# Finding $Cov(2X+7, X^2 +3X - 12)$

So I have this pdf, $f(x)=3x^2$ for $x\in (0,1)$ and I need to find $Cov(2X+7, X^2+3X-12)$. My main concern about how I answer this is, what is the joint pdf for these two distributions? I guess it's $f(x)$ but I wanted to confirm this.

But as for actually calculating the covariance, I first use the fact that constant terms can vanish, so that I instead calculate $Cov(2X, X^2+3X)$. I'll use the definition of covariance which tells me to compute

$$\int\int_{R}(x-\mu_{X})(y-\mu_{Y})f(x,y)dA$$

so I need to know each mean for $2X$ and $X^2+3X$. I know how to calculate those, so to avoid writing too much, let's assume I've found their values. Then I believe the integral I want to compute is

$$\int_{0}^{1}(x-\mu_X)(x-\mu_Y)f(x)dx$$

Is this correct?

• It seems you are posting a lot of what looks like school work? If this is school work, please mark your posts with the "self-study" tag. Mar 23, 2015 at 0:52
• @StatsStudent I'm not in the class (so I'm learning this independently) but it is material from a class. I can label it as self-study if that helps. Mar 23, 2015 at 0:56
• You do not need the joint of $(2X+7, X^2+3X-12)$ to compute the covariance. And no, the joint pdf of $(2X+7, X^2+3X-12)$ is not $f(x)$. Mar 23, 2015 at 7:14

## 1 Answer

Use the fact that, $$\text{Cov}(X,X) = \text{Var}(X)$$ and that, $$\text{Cov}(aX+bY,cW+dV) = ac \,\text{Cov}(X,W)+ad\,\text{Cov}(X,V)+bc\,\text{Cov}(Y,W)+ bd\,\text{Cov}(Y,V)$$

The rest should be trivial.
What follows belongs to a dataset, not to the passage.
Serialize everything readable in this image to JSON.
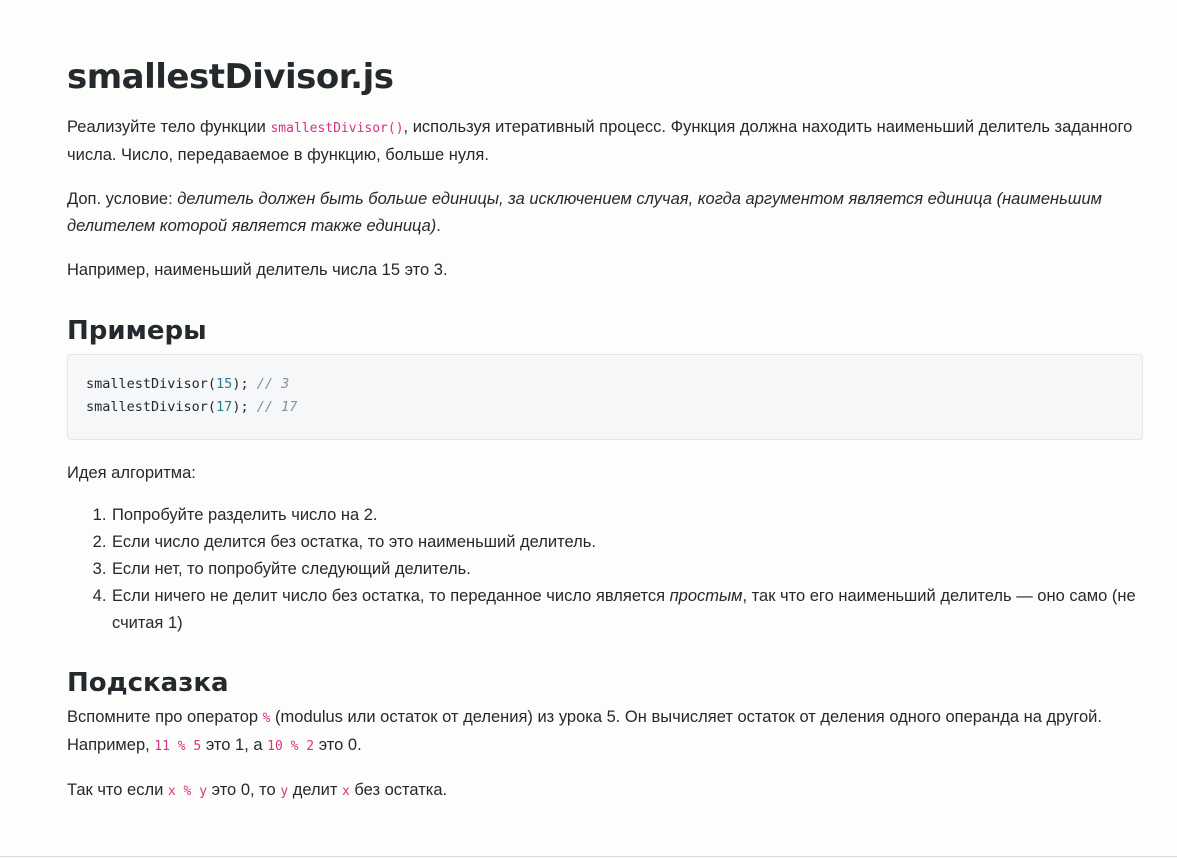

• OK, I'm pretty sure I can do that. But just for my general knowledge, was there anything wrong in what I did in the OP? Or is it just less efficient/elegant? Mar 23, 2015 at 0:52
• Also, after having done this, I suppose I should remark (to confirm that I'm right, and for the sake of anyone who might read this later) that it seems you still ultimately need to compute $E(X), E(X^2),$ and $E(X^3)$. Mar 23, 2015 at 1:19
• There is no contradiction between stoched's solution and $$\int\int_{\mathbb{R}^2}(x-\mu_{X})(y-\mu_{Y})f(x,y)\text{d}x\text{d}y$$ since this is the definition of covariance. The second equation $$\int_{0}^{1}(x-\mu_X)(x-\mu_Y)f(x)\text{d}x$$ is wrong. Since $x^2+3x=\psi(x)$ is a function of $x$, it should read $$\int_{0}^{1}(x-\mu_X)(\Psi(x)-\mu_Y)f(x)\text{d}x$$ Mar 23, 2015 at 7:18
• I take it $\Psi(x)=\int_0^x(t^2 + 3t)dt$? How does this follow from the definition of covariance? I've tried taking another stab at this to try to make sure I understand all this, and I got: Since we have basically $Cov(V,W)$ where $V=2X+7$ and $W=X^2+3X-12$ so if $V=v=2x+7$ and $W=w=x^2+3x-12$ then $Cov(V,W)=\int_0^1\int_0^1(v-\mu_V)(w-\mu_W)f(x)dx = \int_0^1\int_0^1(2x+7-\mu_V)(x^2+3x-12-\mu_W)f(x)dx$. I'm sure you're right about this, but I'm not understanding the exact justification for what you got or how my result went wrong. Mar 23, 2015 at 20:49
• @Xi'an Actually, I think maybe my mistake was using the same $x$ for both variables when technically they should be distinct? Maybe. I don't know. Mar 23, 2015 at 20:50